> Work instruction
Run through the records and, wherever a line holds the word "JSON", return that line.

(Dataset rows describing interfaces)
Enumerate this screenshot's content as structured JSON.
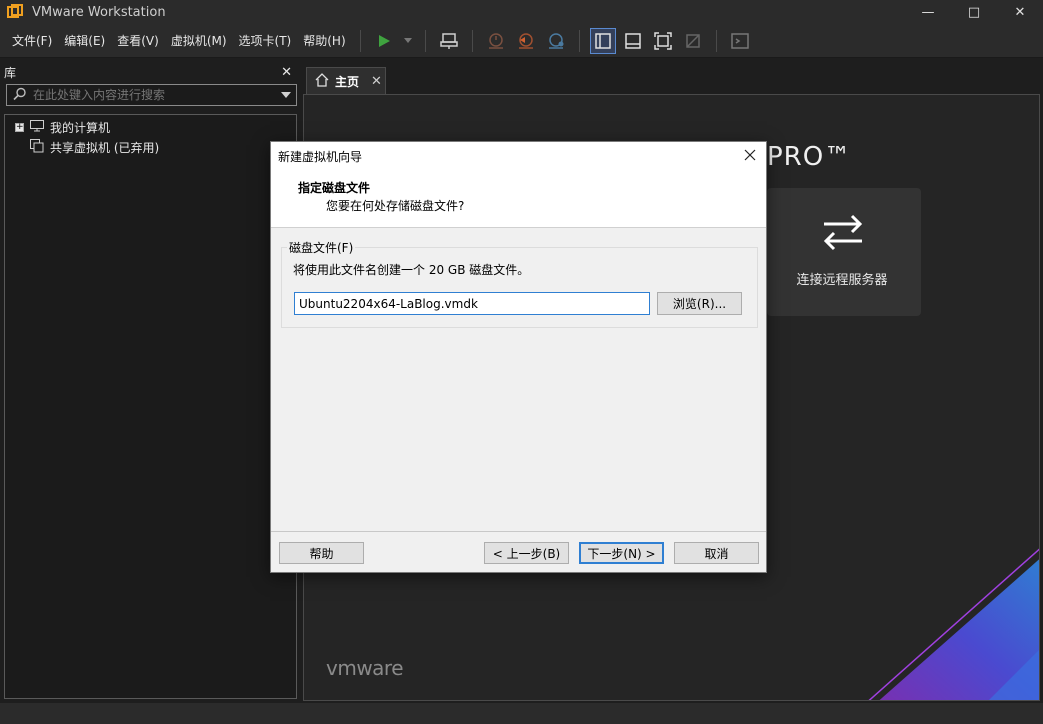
{
  "window": {
    "title": "VMware Workstation",
    "controls": {
      "minimize": "—",
      "maximize": "□",
      "close": "✕"
    }
  },
  "menu": {
    "items": [
      "文件(F)",
      "编辑(E)",
      "查看(V)",
      "虚拟机(M)",
      "选项卡(T)",
      "帮助(H)"
    ]
  },
  "toolbar": {
    "icons": [
      "play-icon",
      "dropdown-icon",
      "send-ctrl-alt-del-icon",
      "snapshot-icon",
      "revert-snapshot-icon",
      "snapshot-manager-icon",
      "library-view-icon",
      "thumbnail-view-icon",
      "fullscreen-icon",
      "unity-icon",
      "console-icon"
    ]
  },
  "library": {
    "title": "库",
    "close": "✕",
    "search_placeholder": "在此处键入内容进行搜索",
    "tree": [
      {
        "label": "我的计算机",
        "expander": "+"
      },
      {
        "label": "共享虚拟机 (已弃用)"
      }
    ]
  },
  "tabs": {
    "home_label": "主页",
    "close": "✕"
  },
  "home": {
    "pro_logo": "PRO™",
    "remote_label": "连接远程服务器",
    "brand": "vmware"
  },
  "dialog": {
    "title": "新建虚拟机向导",
    "header_title": "指定磁盘文件",
    "header_subtitle": "您要在何处存储磁盘文件?",
    "group_label": "磁盘文件(F)",
    "description": "将使用此文件名创建一个 20 GB 磁盘文件。",
    "file_value": "Ubuntu2204x64-LaBlog.vmdk",
    "browse_label": "浏览(R)...",
    "help_label": "帮助",
    "back_label": "< 上一步(B)",
    "next_label": "下一步(N) >",
    "cancel_label": "取消"
  },
  "colors": {
    "accent": "#2f7fd2",
    "play_green": "#3fa33f",
    "dark_bg": "#1e1e1e"
  }
}
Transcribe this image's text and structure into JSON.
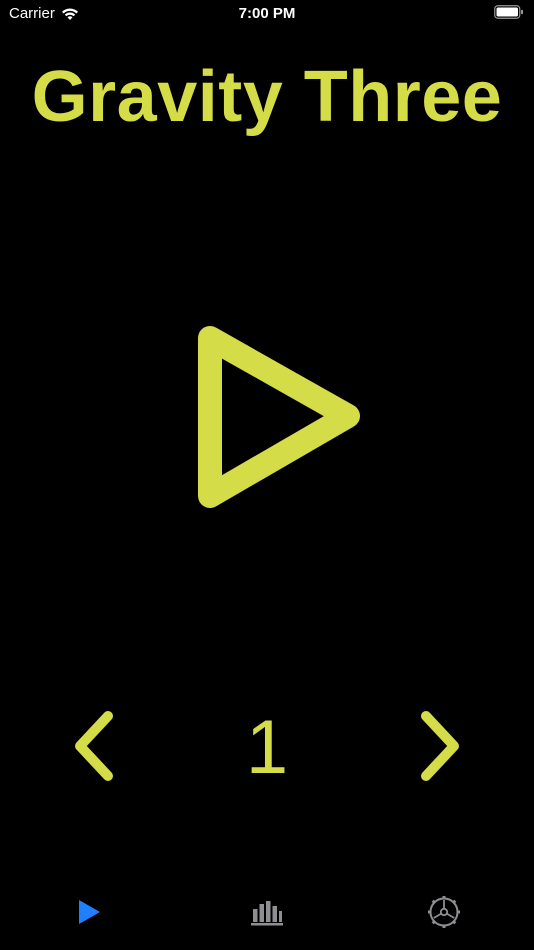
{
  "status_bar": {
    "carrier": "Carrier",
    "time": "7:00 PM"
  },
  "app": {
    "title": "Gravity Three"
  },
  "level_selector": {
    "level": "1"
  },
  "colors": {
    "accent": "#d4dc47",
    "background": "#000000",
    "tab_active": "#1f7fff",
    "tab_inactive": "#8e8e93"
  },
  "tabs": [
    {
      "icon": "play-icon",
      "active": true
    },
    {
      "icon": "bar-chart-icon",
      "active": false
    },
    {
      "icon": "gear-icon",
      "active": false
    }
  ]
}
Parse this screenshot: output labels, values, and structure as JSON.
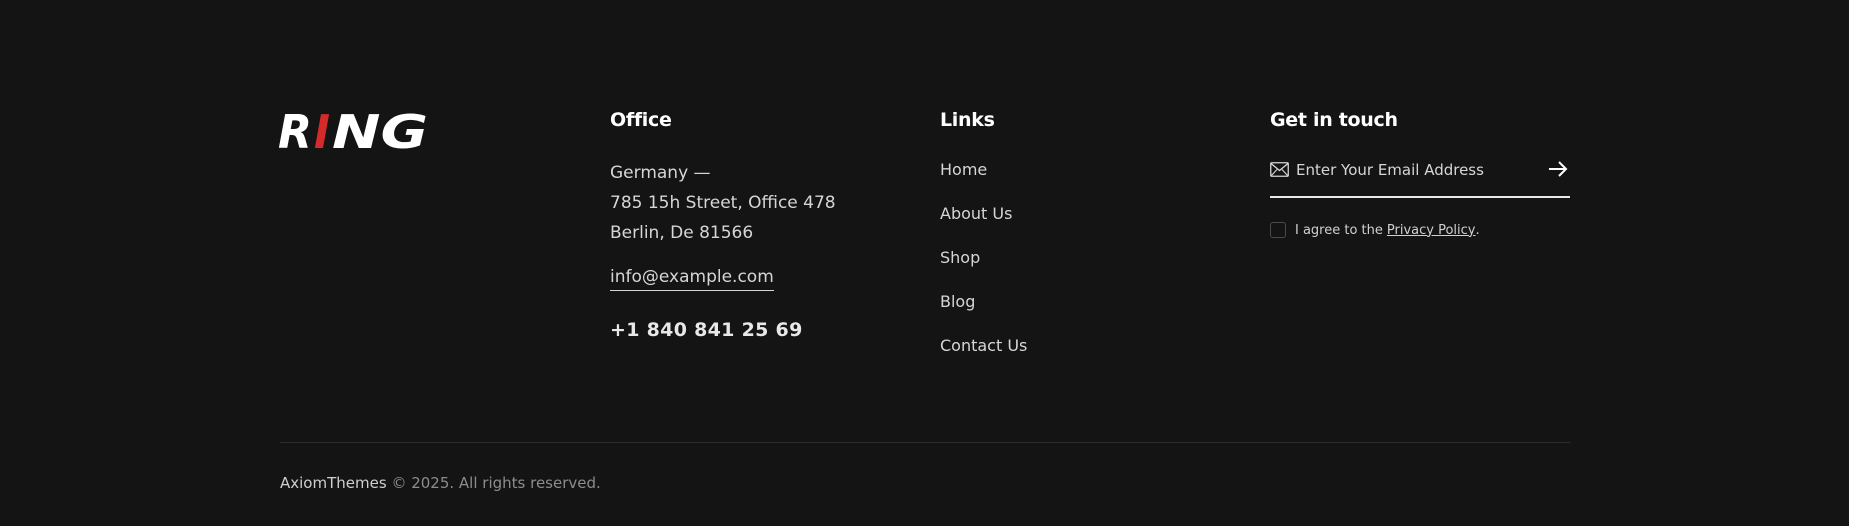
{
  "logo": {
    "text_left": "R",
    "text_red": "I",
    "text_right": "NG",
    "accent_color": "#d62a2a"
  },
  "office": {
    "heading": "Office",
    "address_lines": [
      "Germany —",
      "785 15h Street, Office 478",
      "Berlin, De 81566"
    ],
    "email": "info@example.com",
    "phone": "+1 840 841 25 69"
  },
  "links": {
    "heading": "Links",
    "items": [
      "Home",
      "About Us",
      "Shop",
      "Blog",
      "Contact Us"
    ]
  },
  "touch": {
    "heading": "Get in touch",
    "email_placeholder": "Enter Your Email Address",
    "mail_icon": "envelope-icon",
    "submit_icon": "arrow-right-icon",
    "agree_text": "I agree to the",
    "privacy_label": "Privacy Policy",
    "agree_suffix": "."
  },
  "bottom": {
    "brand": "AxiomThemes",
    "copyright": "© 2025. All rights reserved."
  },
  "colors": {
    "background": "#141414",
    "text": "#d6d6d6",
    "heading": "#ffffff",
    "accent": "#d62a2a"
  }
}
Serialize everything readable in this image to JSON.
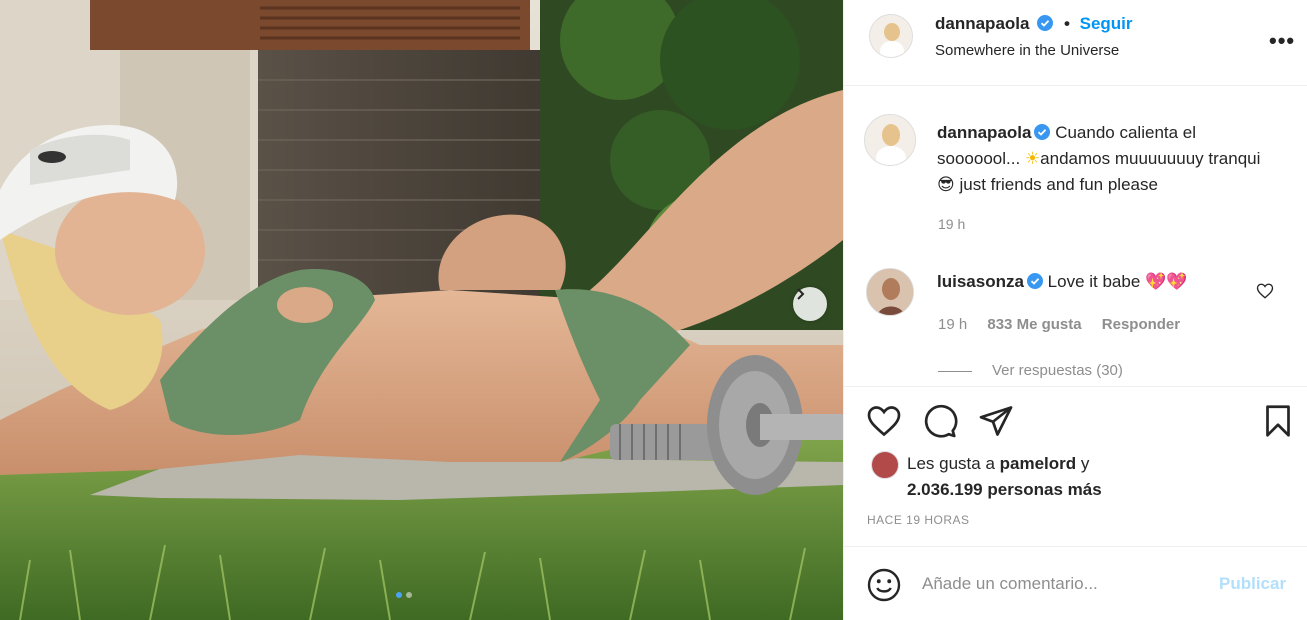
{
  "post": {
    "username": "dannapaola",
    "follow_label": "Seguir",
    "separator": "•",
    "location": "Somewhere in the Universe",
    "more_label": "•••"
  },
  "caption": {
    "username": "dannapaola",
    "text_part1": "Cuando calienta el sooooool...",
    "sun_emoji": "☀",
    "text_part2": "andamos muuuuuuuy tranqui",
    "sunglasses_emoji": "😎",
    "text_part3": "just friends and fun please",
    "time": "19 h"
  },
  "comment": {
    "username": "luisasonza",
    "text": "Love it babe",
    "hearts_emoji": "💖💖",
    "time": "19 h",
    "likes": "833 Me gusta",
    "reply_label": "Responder",
    "view_replies": "Ver respuestas (30)"
  },
  "likes": {
    "prefix": "Les gusta a",
    "user": "pamelord",
    "joiner": "y",
    "count_text": "2.036.199 personas más"
  },
  "timeago": "HACE 19 HORAS",
  "add_comment": {
    "placeholder": "Añade un comentario...",
    "publish_label": "Publicar"
  },
  "carousel": {
    "current_index": 1,
    "total": 2
  },
  "colors": {
    "accent": "#0095f6",
    "publish_disabled": "#b2dffc",
    "secondary_text": "#8e8e8e",
    "verified": "#3897f0"
  },
  "icons": {
    "verified": "verified-badge-icon",
    "next": "chevron-right-icon",
    "like": "heart-icon",
    "comment": "comment-bubble-icon",
    "share": "paper-plane-icon",
    "save": "bookmark-icon",
    "emoji": "smiley-icon"
  }
}
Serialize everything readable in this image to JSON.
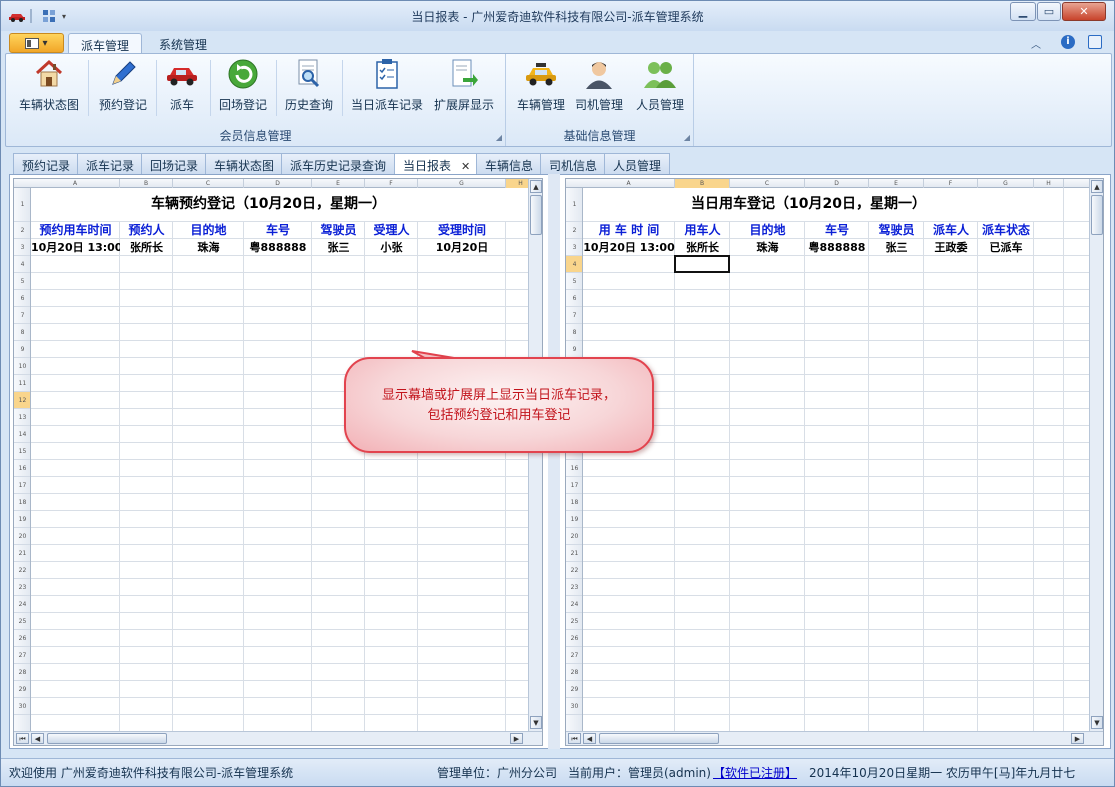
{
  "window": {
    "title": "当日报表 - 广州爱奇迪软件科技有限公司-派车管理系统"
  },
  "menu_tabs": [
    "派车管理",
    "系统管理"
  ],
  "ribbon": {
    "groups": [
      {
        "label": "会员信息管理",
        "buttons": [
          {
            "label": "车辆状态图",
            "icon": "house-icon"
          },
          {
            "label": "预约登记",
            "icon": "pencil-icon"
          },
          {
            "label": "派车",
            "icon": "red-car-icon"
          },
          {
            "label": "回场登记",
            "icon": "green-refresh-icon"
          },
          {
            "label": "历史查询",
            "icon": "document-search-icon"
          },
          {
            "label": "当日派车记录",
            "icon": "clipboard-checklist-icon"
          },
          {
            "label": "扩展屏显示",
            "icon": "export-document-icon"
          }
        ]
      },
      {
        "label": "基础信息管理",
        "buttons": [
          {
            "label": "车辆管理",
            "icon": "taxi-icon"
          },
          {
            "label": "司机管理",
            "icon": "driver-avatar-icon"
          },
          {
            "label": "人员管理",
            "icon": "people-group-icon"
          }
        ]
      }
    ]
  },
  "doc_tabs": [
    "预约记录",
    "派车记录",
    "回场记录",
    "车辆状态图",
    "派车历史记录查询",
    "当日报表",
    "车辆信息",
    "司机信息",
    "人员管理"
  ],
  "active_doc_tab": "当日报表",
  "left_sheet": {
    "title": "车辆预约登记（10月20日，星期一）",
    "columns": [
      "A",
      "B",
      "C",
      "D",
      "E",
      "F",
      "G",
      "H"
    ],
    "headers": [
      "预约用车时间",
      "预约人",
      "目的地",
      "车号",
      "驾驶员",
      "受理人",
      "受理时间"
    ],
    "rows": [
      [
        "10月20日 13:00",
        "张所长",
        "珠海",
        "粤888888",
        "张三",
        "小张",
        "10月20日"
      ]
    ],
    "row_count": 30,
    "selected_row": 12
  },
  "right_sheet": {
    "title": "当日用车登记（10月20日，星期一）",
    "columns": [
      "A",
      "B",
      "C",
      "D",
      "E",
      "F",
      "G",
      "H"
    ],
    "headers": [
      "用 车 时 间",
      "用车人",
      "目的地",
      "车号",
      "驾驶员",
      "派车人",
      "派车状态"
    ],
    "rows": [
      [
        "10月20日 13:00",
        "张所长",
        "珠海",
        "粤888888",
        "张三",
        "王政委",
        "已派车"
      ]
    ],
    "row_count": 30,
    "selected_row": 4
  },
  "callout": {
    "text": "显示幕墙或扩展屏上显示当日派车记录，\n包括预约登记和用车登记"
  },
  "statusbar": {
    "welcome": "欢迎使用 广州爱奇迪软件科技有限公司-派车管理系统",
    "unit": "管理单位：广州分公司",
    "user": "当前用户：管理员(admin)",
    "registered": "【软件已注册】",
    "date": "2014年10月20日星期一 农历甲午[马]年九月廿七"
  },
  "colors": {
    "accent": "#0a1fd6",
    "callout_text": "#c2141c",
    "callout_border": "#e2434e",
    "file_button": "#f1a628"
  }
}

> Result for this task
Enumerate this screenshot's content as structured JSON.
Transcribe this image's text and structure into JSON.
Parse this screenshot: output labels, values, and structure as JSON.
Serialize everything readable in this image to JSON.
Serialize everything readable in this image to JSON.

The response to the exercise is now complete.